» **STUDY MATERIAL**:
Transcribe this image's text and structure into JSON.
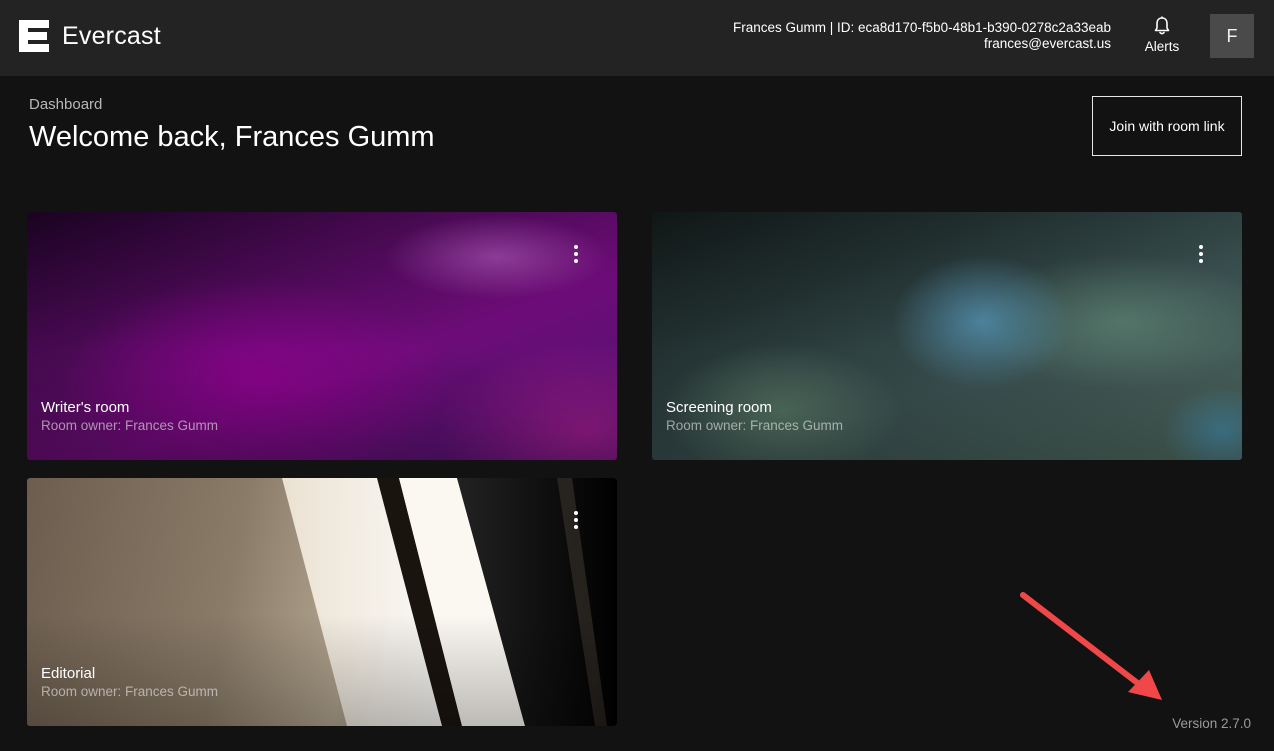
{
  "header": {
    "brand": "Evercast",
    "logo_icon": "evercast-logo-icon",
    "user_line": "Frances Gumm | ID: eca8d170-f5b0-48b1-b390-0278c2a33eab",
    "email": "frances@evercast.us",
    "alerts_label": "Alerts",
    "alerts_icon": "bell-icon",
    "avatar_initial": "F"
  },
  "page": {
    "breadcrumb": "Dashboard",
    "title": "Welcome back, Frances Gumm",
    "join_button": "Join with room link"
  },
  "rooms": [
    {
      "name": "Writer's room",
      "owner": "Room owner: Frances Gumm",
      "menu_icon": "more-vertical-icon"
    },
    {
      "name": "Screening room",
      "owner": "Room owner: Frances Gumm",
      "menu_icon": "more-vertical-icon"
    },
    {
      "name": "Editorial",
      "owner": "Room owner: Frances Gumm",
      "menu_icon": "more-vertical-icon"
    }
  ],
  "footer": {
    "version": "Version 2.7.0"
  },
  "colors": {
    "background": "#121212",
    "topbar": "#232323",
    "annotation_arrow": "#f04848"
  }
}
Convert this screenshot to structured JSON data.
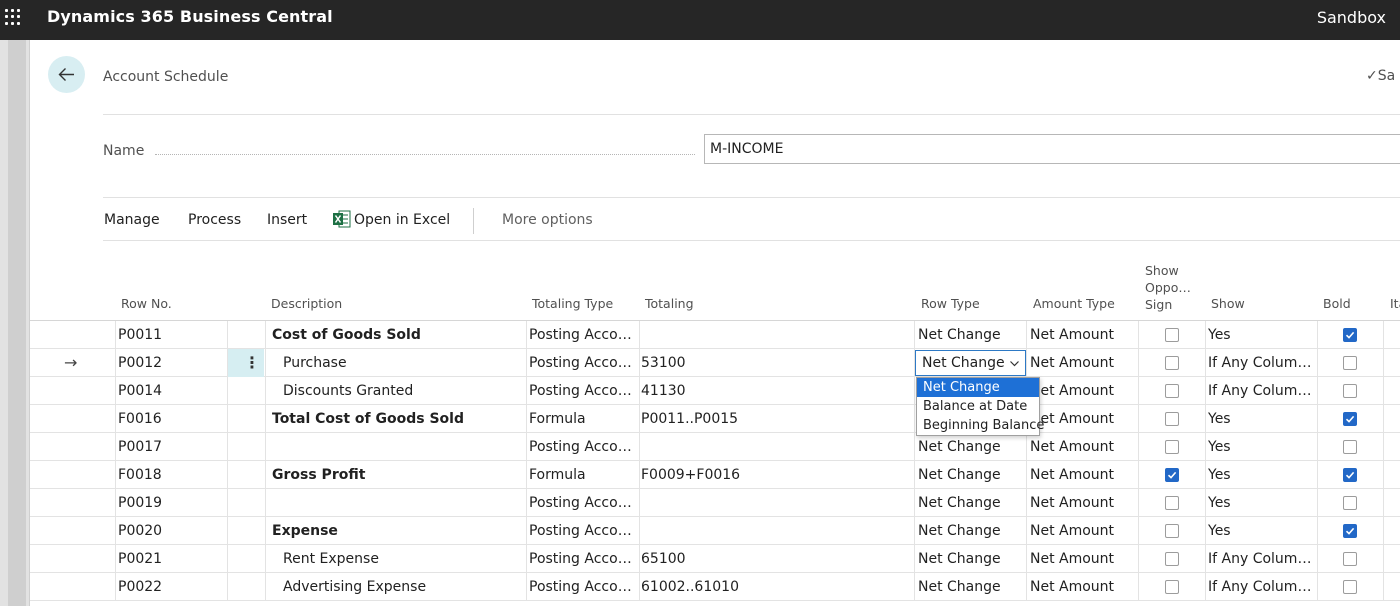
{
  "app": {
    "title": "Dynamics 365 Business Central",
    "environment": "Sandbox"
  },
  "header": {
    "page_caption": "Account Schedule",
    "save_label": "Sa"
  },
  "name_field": {
    "label": "Name",
    "value": "M-INCOME"
  },
  "actions": {
    "manage": "Manage",
    "process": "Process",
    "insert": "Insert",
    "open_in_excel": "Open in Excel",
    "more_options": "More options"
  },
  "columns": {
    "row_no": "Row No.",
    "description": "Description",
    "totaling_type": "Totaling Type",
    "totaling": "Totaling",
    "row_type": "Row Type",
    "amount_type": "Amount Type",
    "show_opposite_sign_1": "Show",
    "show_opposite_sign_2": "Oppo…",
    "show_opposite_sign_3": "Sign",
    "show": "Show",
    "bold": "Bold",
    "italic": "Ita"
  },
  "rows": [
    {
      "row_no": "P0011",
      "description": "Cost of Goods Sold",
      "bold_text": true,
      "indent": false,
      "totaling_type": "Posting Accou…",
      "totaling": "",
      "row_type": "Net Change",
      "amount_type": "Net Amount",
      "show_opposite_sign": false,
      "show": "Yes",
      "bold": true
    },
    {
      "row_no": "P0012",
      "description": "Purchase",
      "bold_text": false,
      "indent": true,
      "totaling_type": "Posting Accou…",
      "totaling": "53100",
      "row_type": "Net Change",
      "amount_type": "Net Amount",
      "show_opposite_sign": false,
      "show": "If Any Column…",
      "bold": false
    },
    {
      "row_no": "P0014",
      "description": "Discounts Granted",
      "bold_text": false,
      "indent": true,
      "totaling_type": "Posting Accou…",
      "totaling": "41130",
      "row_type": "",
      "amount_type": "Net Amount",
      "show_opposite_sign": false,
      "show": "If Any Column…",
      "bold": false
    },
    {
      "row_no": "F0016",
      "description": "Total Cost of Goods Sold",
      "bold_text": true,
      "indent": false,
      "totaling_type": "Formula",
      "totaling": "P0011..P0015",
      "row_type": "",
      "amount_type": "Net Amount",
      "show_opposite_sign": false,
      "show": "Yes",
      "bold": true
    },
    {
      "row_no": "P0017",
      "description": "",
      "bold_text": false,
      "indent": false,
      "totaling_type": "Posting Accou…",
      "totaling": "",
      "row_type": "Net Change",
      "amount_type": "Net Amount",
      "show_opposite_sign": false,
      "show": "Yes",
      "bold": false
    },
    {
      "row_no": "F0018",
      "description": "Gross Profit",
      "bold_text": true,
      "indent": false,
      "totaling_type": "Formula",
      "totaling": "F0009+F0016",
      "row_type": "Net Change",
      "amount_type": "Net Amount",
      "show_opposite_sign": true,
      "show": "Yes",
      "bold": true
    },
    {
      "row_no": "P0019",
      "description": "",
      "bold_text": false,
      "indent": false,
      "totaling_type": "Posting Accou…",
      "totaling": "",
      "row_type": "Net Change",
      "amount_type": "Net Amount",
      "show_opposite_sign": false,
      "show": "Yes",
      "bold": false
    },
    {
      "row_no": "P0020",
      "description": "Expense",
      "bold_text": true,
      "indent": false,
      "totaling_type": "Posting Accou…",
      "totaling": "",
      "row_type": "Net Change",
      "amount_type": "Net Amount",
      "show_opposite_sign": false,
      "show": "Yes",
      "bold": true
    },
    {
      "row_no": "P0021",
      "description": "Rent Expense",
      "bold_text": false,
      "indent": true,
      "totaling_type": "Posting Accou…",
      "totaling": "65100",
      "row_type": "Net Change",
      "amount_type": "Net Amount",
      "show_opposite_sign": false,
      "show": "If Any Column…",
      "bold": false
    },
    {
      "row_no": "P0022",
      "description": "Advertising Expense",
      "bold_text": false,
      "indent": true,
      "totaling_type": "Posting Accou…",
      "totaling": "61002..61010",
      "row_type": "Net Change",
      "amount_type": "Net Amount",
      "show_opposite_sign": false,
      "show": "If Any Column…",
      "bold": false
    }
  ],
  "active_row_select": {
    "value": "Net Change"
  },
  "row_type_dropdown": {
    "options": [
      "Net Change",
      "Balance at Date",
      "Beginning Balance"
    ],
    "selected": "Net Change"
  },
  "icons": {
    "back": "back-arrow-icon",
    "excel": "excel-icon",
    "app_launcher": "waffle-icon",
    "row_indicator": "right-arrow-icon"
  },
  "colors": {
    "topbar": "#262626",
    "accent": "#2268c7",
    "selection": "#1e70d6",
    "back_button": "#d8eef2",
    "excel_green": "#1d7044"
  }
}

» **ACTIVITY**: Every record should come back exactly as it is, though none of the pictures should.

» **SOLUTION TO THE EXERCISE**:
Transcribe this image's text and structure into JSON.
{
  "header": {
    "brand": "Evercast",
    "logo_icon": "evercast-logo-icon",
    "user_line": "Frances Gumm | ID: eca8d170-f5b0-48b1-b390-0278c2a33eab",
    "email": "frances@evercast.us",
    "alerts_label": "Alerts",
    "alerts_icon": "bell-icon",
    "avatar_initial": "F"
  },
  "page": {
    "breadcrumb": "Dashboard",
    "title": "Welcome back, Frances Gumm",
    "join_button": "Join with room link"
  },
  "rooms": [
    {
      "name": "Writer's room",
      "owner": "Room owner: Frances Gumm",
      "menu_icon": "more-vertical-icon"
    },
    {
      "name": "Screening room",
      "owner": "Room owner: Frances Gumm",
      "menu_icon": "more-vertical-icon"
    },
    {
      "name": "Editorial",
      "owner": "Room owner: Frances Gumm",
      "menu_icon": "more-vertical-icon"
    }
  ],
  "footer": {
    "version": "Version 2.7.0"
  },
  "colors": {
    "background": "#121212",
    "topbar": "#232323",
    "annotation_arrow": "#f04848"
  }
}
Convert this screenshot to structured JSON data.
{
  "app": {
    "title": "Dynamics 365 Business Central",
    "environment": "Sandbox"
  },
  "header": {
    "page_caption": "Account Schedule",
    "save_label": "Sa"
  },
  "name_field": {
    "label": "Name",
    "value": "M-INCOME"
  },
  "actions": {
    "manage": "Manage",
    "process": "Process",
    "insert": "Insert",
    "open_in_excel": "Open in Excel",
    "more_options": "More options"
  },
  "columns": {
    "row_no": "Row No.",
    "description": "Description",
    "totaling_type": "Totaling Type",
    "totaling": "Totaling",
    "row_type": "Row Type",
    "amount_type": "Amount Type",
    "show_opposite_sign_1": "Show",
    "show_opposite_sign_2": "Oppo…",
    "show_opposite_sign_3": "Sign",
    "show": "Show",
    "bold": "Bold",
    "italic": "Ita"
  },
  "rows": [
    {
      "row_no": "P0011",
      "description": "Cost of Goods Sold",
      "bold_text": true,
      "indent": false,
      "totaling_type": "Posting Accou…",
      "totaling": "",
      "row_type": "Net Change",
      "amount_type": "Net Amount",
      "show_opposite_sign": false,
      "show": "Yes",
      "bold": true
    },
    {
      "row_no": "P0012",
      "description": "Purchase",
      "bold_text": false,
      "indent": true,
      "totaling_type": "Posting Accou…",
      "totaling": "53100",
      "row_type": "Net Change",
      "amount_type": "Net Amount",
      "show_opposite_sign": false,
      "show": "If Any Column…",
      "bold": false
    },
    {
      "row_no": "P0014",
      "description": "Discounts Granted",
      "bold_text": false,
      "indent": true,
      "totaling_type": "Posting Accou…",
      "totaling": "41130",
      "row_type": "",
      "amount_type": "Net Amount",
      "show_opposite_sign": false,
      "show": "If Any Column…",
      "bold": false
    },
    {
      "row_no": "F0016",
      "description": "Total Cost of Goods Sold",
      "bold_text": true,
      "indent": false,
      "totaling_type": "Formula",
      "totaling": "P0011..P0015",
      "row_type": "",
      "amount_type": "Net Amount",
      "show_opposite_sign": false,
      "show": "Yes",
      "bold": true
    },
    {
      "row_no": "P0017",
      "description": "",
      "bold_text": false,
      "indent": false,
      "totaling_type": "Posting Accou…",
      "totaling": "",
      "row_type": "Net Change",
      "amount_type": "Net Amount",
      "show_opposite_sign": false,
      "show": "Yes",
      "bold": false
    },
    {
      "row_no": "F0018",
      "description": "Gross Profit",
      "bold_text": true,
      "indent": false,
      "totaling_type": "Formula",
      "totaling": "F0009+F0016",
      "row_type": "Net Change",
      "amount_type": "Net Amount",
      "show_opposite_sign": true,
      "show": "Yes",
      "bold": true
    },
    {
      "row_no": "P0019",
      "description": "",
      "bold_text": false,
      "indent": false,
      "totaling_type": "Posting Accou…",
      "totaling": "",
      "row_type": "Net Change",
      "amount_type": "Net Amount",
      "show_opposite_sign": false,
      "show": "Yes",
      "bold": false
    },
    {
      "row_no": "P0020",
      "description": "Expense",
      "bold_text": true,
      "indent": false,
      "totaling_type": "Posting Accou…",
      "totaling": "",
      "row_type": "Net Change",
      "amount_type": "Net Amount",
      "show_opposite_sign": false,
      "show": "Yes",
      "bold": true
    },
    {
      "row_no": "P0021",
      "description": "Rent Expense",
      "bold_text": false,
      "indent": true,
      "totaling_type": "Posting Accou…",
      "totaling": "65100",
      "row_type": "Net Change",
      "amount_type": "Net Amount",
      "show_opposite_sign": false,
      "show": "If Any Column…",
      "bold": false
    },
    {
      "row_no": "P0022",
      "description": "Advertising Expense",
      "bold_text": false,
      "indent": true,
      "totaling_type": "Posting Accou…",
      "totaling": "61002..61010",
      "row_type": "Net Change",
      "amount_type": "Net Amount",
      "show_opposite_sign": false,
      "show": "If Any Column…",
      "bold": false
    }
  ],
  "active_row_select": {
    "value": "Net Change"
  },
  "row_type_dropdown": {
    "options": [
      "Net Change",
      "Balance at Date",
      "Beginning Balance"
    ],
    "selected": "Net Change"
  },
  "icons": {
    "back": "back-arrow-icon",
    "excel": "excel-icon",
    "app_launcher": "waffle-icon",
    "row_indicator": "right-arrow-icon"
  },
  "colors": {
    "topbar": "#262626",
    "accent": "#2268c7",
    "selection": "#1e70d6",
    "back_button": "#d8eef2",
    "excel_green": "#1d7044"
  }
}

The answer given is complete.